* About this exercise:
If a line in the records below contains the word "moon", copy it.

* Material for this task:
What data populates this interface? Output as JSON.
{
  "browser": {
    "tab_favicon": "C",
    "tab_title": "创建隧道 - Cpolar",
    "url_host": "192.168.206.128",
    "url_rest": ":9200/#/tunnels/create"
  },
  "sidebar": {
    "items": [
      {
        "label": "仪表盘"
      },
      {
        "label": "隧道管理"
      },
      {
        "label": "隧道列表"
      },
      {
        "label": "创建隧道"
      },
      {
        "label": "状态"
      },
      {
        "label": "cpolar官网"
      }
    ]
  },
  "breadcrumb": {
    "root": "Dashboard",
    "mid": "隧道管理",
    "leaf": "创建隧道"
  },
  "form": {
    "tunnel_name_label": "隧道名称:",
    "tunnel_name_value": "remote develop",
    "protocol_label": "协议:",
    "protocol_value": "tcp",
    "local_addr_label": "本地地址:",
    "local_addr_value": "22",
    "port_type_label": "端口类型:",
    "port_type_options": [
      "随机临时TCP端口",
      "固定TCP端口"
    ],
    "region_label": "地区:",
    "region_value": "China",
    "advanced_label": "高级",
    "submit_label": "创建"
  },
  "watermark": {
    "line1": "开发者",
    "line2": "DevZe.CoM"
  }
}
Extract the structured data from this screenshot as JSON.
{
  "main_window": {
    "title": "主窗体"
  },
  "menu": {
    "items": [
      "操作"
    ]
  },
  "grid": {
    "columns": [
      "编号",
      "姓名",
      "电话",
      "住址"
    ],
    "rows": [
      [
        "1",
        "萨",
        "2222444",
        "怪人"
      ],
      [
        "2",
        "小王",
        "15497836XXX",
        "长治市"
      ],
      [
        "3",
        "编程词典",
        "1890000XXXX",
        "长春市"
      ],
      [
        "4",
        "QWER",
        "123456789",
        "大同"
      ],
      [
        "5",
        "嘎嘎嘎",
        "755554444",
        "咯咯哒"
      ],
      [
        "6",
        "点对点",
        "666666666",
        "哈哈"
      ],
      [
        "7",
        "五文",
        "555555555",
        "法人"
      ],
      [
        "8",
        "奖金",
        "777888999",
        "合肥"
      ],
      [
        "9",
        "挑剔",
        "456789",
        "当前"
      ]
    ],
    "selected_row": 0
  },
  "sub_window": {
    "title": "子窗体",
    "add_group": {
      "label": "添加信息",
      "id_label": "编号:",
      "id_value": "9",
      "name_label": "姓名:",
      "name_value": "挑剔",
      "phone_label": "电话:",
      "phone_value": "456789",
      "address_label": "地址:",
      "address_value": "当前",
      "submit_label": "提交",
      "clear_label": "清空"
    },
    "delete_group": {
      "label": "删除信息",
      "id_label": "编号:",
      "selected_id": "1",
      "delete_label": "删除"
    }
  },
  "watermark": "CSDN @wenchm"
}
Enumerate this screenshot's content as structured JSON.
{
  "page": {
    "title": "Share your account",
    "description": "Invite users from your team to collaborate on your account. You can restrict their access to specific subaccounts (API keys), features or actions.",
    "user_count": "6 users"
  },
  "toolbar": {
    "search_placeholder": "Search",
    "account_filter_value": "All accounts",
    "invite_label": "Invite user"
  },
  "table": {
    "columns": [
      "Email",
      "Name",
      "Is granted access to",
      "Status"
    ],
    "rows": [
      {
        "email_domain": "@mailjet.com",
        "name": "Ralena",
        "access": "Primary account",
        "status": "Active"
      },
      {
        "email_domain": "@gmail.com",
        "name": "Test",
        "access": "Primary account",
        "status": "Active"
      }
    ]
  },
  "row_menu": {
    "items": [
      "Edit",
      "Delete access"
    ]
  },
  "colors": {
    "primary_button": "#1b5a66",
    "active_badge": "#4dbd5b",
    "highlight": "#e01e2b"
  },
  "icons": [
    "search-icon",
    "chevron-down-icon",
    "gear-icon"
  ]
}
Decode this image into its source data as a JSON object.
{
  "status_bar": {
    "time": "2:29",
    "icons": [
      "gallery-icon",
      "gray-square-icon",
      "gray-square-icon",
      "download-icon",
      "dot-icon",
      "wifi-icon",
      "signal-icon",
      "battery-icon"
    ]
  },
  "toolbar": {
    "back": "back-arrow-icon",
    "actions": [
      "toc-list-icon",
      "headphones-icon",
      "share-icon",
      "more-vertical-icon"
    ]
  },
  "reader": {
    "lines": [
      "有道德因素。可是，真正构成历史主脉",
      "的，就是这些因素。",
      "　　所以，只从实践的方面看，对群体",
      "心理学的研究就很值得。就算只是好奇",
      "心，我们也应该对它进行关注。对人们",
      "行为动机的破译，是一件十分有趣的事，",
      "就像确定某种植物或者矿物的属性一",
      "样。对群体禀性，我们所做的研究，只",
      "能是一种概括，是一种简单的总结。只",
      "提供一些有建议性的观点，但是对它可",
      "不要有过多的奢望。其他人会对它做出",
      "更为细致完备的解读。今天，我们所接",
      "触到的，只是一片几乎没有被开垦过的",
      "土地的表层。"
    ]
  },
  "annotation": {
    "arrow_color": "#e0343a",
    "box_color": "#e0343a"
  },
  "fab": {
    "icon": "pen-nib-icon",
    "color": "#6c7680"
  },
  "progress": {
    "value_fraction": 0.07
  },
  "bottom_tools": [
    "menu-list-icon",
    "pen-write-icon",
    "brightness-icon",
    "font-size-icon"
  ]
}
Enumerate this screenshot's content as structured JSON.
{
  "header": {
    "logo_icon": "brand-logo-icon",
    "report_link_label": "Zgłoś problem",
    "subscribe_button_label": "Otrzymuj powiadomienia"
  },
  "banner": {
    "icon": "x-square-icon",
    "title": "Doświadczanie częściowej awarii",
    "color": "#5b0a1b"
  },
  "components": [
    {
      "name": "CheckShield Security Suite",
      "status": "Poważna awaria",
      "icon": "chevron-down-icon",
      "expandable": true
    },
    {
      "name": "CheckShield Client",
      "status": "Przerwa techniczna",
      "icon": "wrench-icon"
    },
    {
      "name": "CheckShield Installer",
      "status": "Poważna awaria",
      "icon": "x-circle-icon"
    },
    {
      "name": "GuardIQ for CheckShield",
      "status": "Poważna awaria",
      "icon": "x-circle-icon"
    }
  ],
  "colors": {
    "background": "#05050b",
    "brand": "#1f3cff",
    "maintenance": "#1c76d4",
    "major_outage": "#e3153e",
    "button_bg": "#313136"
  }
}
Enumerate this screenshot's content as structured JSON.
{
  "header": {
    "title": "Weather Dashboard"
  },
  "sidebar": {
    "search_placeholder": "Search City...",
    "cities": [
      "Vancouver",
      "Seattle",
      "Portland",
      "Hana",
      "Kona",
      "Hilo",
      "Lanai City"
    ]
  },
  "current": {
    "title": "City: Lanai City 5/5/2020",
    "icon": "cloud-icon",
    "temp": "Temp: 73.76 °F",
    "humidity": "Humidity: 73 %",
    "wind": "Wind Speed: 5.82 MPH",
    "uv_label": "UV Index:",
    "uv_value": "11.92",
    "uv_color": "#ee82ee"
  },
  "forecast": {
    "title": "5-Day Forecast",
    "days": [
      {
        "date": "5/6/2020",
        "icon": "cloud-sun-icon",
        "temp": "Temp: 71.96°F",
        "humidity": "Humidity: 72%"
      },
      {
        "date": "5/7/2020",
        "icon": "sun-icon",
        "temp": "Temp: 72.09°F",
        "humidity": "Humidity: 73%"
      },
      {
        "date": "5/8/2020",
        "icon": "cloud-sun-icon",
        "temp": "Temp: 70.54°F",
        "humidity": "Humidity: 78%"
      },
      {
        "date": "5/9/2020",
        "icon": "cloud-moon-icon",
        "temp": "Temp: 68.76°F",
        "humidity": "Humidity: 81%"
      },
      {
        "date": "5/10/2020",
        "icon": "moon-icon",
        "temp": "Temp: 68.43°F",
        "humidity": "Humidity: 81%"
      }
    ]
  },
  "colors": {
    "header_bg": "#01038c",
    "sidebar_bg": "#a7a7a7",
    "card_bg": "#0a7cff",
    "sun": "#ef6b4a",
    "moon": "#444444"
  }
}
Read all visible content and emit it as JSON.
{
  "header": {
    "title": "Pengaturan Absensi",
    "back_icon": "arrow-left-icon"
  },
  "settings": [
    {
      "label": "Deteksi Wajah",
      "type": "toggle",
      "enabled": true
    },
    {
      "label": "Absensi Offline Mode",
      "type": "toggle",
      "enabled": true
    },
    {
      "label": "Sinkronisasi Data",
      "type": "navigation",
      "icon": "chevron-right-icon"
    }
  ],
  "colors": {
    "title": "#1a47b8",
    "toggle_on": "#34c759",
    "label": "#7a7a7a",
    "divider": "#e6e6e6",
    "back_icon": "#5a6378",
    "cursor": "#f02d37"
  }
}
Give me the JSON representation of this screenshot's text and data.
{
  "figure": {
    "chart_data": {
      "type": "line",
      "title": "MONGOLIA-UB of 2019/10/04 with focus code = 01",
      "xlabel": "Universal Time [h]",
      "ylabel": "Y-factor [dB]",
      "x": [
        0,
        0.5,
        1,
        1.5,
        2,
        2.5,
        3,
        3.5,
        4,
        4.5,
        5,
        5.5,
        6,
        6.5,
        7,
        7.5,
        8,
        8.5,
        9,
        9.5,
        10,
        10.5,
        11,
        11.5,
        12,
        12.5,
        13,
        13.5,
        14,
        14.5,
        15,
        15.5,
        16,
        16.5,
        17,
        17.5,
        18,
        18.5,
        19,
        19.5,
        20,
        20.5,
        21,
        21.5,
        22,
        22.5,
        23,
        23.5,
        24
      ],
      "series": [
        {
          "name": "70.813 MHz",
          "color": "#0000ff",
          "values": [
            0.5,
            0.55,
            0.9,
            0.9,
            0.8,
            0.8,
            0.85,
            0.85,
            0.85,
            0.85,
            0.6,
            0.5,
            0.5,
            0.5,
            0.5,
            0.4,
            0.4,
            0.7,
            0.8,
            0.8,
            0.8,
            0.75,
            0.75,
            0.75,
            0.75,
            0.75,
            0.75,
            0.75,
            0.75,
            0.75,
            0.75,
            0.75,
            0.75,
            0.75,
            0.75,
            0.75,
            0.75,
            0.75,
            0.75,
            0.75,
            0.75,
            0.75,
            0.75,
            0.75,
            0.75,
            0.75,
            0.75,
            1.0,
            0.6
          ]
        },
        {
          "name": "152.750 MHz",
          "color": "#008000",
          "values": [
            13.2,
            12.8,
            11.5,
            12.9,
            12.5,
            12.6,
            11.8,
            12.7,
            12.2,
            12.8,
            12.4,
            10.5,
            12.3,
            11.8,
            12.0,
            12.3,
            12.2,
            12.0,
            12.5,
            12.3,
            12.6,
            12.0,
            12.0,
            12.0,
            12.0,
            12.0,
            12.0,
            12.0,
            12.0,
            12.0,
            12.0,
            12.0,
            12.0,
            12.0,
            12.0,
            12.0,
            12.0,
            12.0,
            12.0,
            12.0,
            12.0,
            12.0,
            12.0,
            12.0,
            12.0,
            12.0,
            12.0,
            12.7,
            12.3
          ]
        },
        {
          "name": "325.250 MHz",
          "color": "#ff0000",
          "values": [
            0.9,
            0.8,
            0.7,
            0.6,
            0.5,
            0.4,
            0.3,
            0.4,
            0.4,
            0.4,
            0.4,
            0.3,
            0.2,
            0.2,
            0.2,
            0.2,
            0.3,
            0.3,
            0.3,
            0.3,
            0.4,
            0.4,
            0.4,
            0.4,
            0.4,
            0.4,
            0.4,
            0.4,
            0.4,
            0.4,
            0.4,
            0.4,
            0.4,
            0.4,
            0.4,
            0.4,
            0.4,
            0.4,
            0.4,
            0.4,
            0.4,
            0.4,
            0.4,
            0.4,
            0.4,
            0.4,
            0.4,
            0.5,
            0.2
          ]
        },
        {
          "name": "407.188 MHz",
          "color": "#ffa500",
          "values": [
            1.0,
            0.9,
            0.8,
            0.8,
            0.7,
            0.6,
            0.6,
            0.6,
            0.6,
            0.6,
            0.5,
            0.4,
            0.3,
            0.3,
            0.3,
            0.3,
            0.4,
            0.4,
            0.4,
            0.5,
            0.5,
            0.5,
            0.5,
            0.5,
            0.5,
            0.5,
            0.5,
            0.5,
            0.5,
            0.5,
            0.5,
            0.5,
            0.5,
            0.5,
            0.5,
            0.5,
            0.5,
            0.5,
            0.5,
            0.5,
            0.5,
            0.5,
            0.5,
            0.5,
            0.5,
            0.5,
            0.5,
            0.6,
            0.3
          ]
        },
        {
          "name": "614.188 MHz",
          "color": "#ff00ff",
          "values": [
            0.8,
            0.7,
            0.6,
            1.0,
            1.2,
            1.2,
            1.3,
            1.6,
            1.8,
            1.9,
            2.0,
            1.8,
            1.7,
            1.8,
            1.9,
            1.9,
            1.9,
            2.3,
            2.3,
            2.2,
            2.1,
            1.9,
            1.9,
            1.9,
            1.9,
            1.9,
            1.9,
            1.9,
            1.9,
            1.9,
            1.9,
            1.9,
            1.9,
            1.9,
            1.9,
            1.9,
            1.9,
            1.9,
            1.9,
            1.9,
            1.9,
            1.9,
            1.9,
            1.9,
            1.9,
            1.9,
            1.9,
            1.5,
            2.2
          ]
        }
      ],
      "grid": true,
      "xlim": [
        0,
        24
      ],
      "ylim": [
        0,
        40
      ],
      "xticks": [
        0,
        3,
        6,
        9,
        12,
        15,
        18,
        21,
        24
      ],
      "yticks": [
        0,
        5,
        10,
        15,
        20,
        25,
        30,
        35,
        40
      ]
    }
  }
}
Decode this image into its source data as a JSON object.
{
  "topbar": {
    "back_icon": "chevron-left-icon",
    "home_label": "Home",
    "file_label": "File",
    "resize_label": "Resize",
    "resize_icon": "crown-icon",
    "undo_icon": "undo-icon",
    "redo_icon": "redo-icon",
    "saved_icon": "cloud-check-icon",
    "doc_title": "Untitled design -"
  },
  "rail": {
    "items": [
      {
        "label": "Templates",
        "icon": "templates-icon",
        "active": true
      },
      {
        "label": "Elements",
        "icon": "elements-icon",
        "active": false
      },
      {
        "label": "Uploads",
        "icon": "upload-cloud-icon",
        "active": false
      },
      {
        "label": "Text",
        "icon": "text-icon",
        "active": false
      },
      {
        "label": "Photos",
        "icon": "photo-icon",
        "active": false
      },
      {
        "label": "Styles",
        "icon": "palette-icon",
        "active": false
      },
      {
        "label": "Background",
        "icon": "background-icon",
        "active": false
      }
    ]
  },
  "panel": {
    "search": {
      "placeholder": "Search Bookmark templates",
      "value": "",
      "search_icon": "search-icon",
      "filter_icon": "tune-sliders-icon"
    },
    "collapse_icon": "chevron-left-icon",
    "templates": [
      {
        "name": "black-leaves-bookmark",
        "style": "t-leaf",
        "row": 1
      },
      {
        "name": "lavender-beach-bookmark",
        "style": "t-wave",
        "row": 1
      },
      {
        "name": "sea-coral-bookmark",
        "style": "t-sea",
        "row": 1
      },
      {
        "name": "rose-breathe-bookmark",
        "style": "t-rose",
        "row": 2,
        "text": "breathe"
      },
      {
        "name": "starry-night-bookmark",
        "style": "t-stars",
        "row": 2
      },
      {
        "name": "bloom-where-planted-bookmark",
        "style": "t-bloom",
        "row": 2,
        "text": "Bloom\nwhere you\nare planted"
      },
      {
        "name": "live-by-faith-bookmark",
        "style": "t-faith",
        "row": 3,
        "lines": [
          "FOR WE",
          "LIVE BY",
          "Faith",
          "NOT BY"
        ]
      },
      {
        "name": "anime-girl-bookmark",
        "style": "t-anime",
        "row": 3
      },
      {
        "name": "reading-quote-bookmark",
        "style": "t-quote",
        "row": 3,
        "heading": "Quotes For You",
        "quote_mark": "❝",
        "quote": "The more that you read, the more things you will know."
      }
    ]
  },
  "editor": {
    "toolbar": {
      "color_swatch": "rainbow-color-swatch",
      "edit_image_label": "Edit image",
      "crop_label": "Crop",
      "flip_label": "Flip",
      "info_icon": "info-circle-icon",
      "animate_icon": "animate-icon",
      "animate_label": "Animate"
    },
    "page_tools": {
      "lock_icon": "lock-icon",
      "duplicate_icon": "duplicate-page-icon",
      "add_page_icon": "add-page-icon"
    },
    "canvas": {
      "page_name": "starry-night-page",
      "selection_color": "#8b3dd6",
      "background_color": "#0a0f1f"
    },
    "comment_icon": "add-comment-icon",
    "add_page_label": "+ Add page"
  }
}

* Answer section:
        "icon": "cloud-moon-icon",
        "icon": "moon-icon",
    "moon": "#444444"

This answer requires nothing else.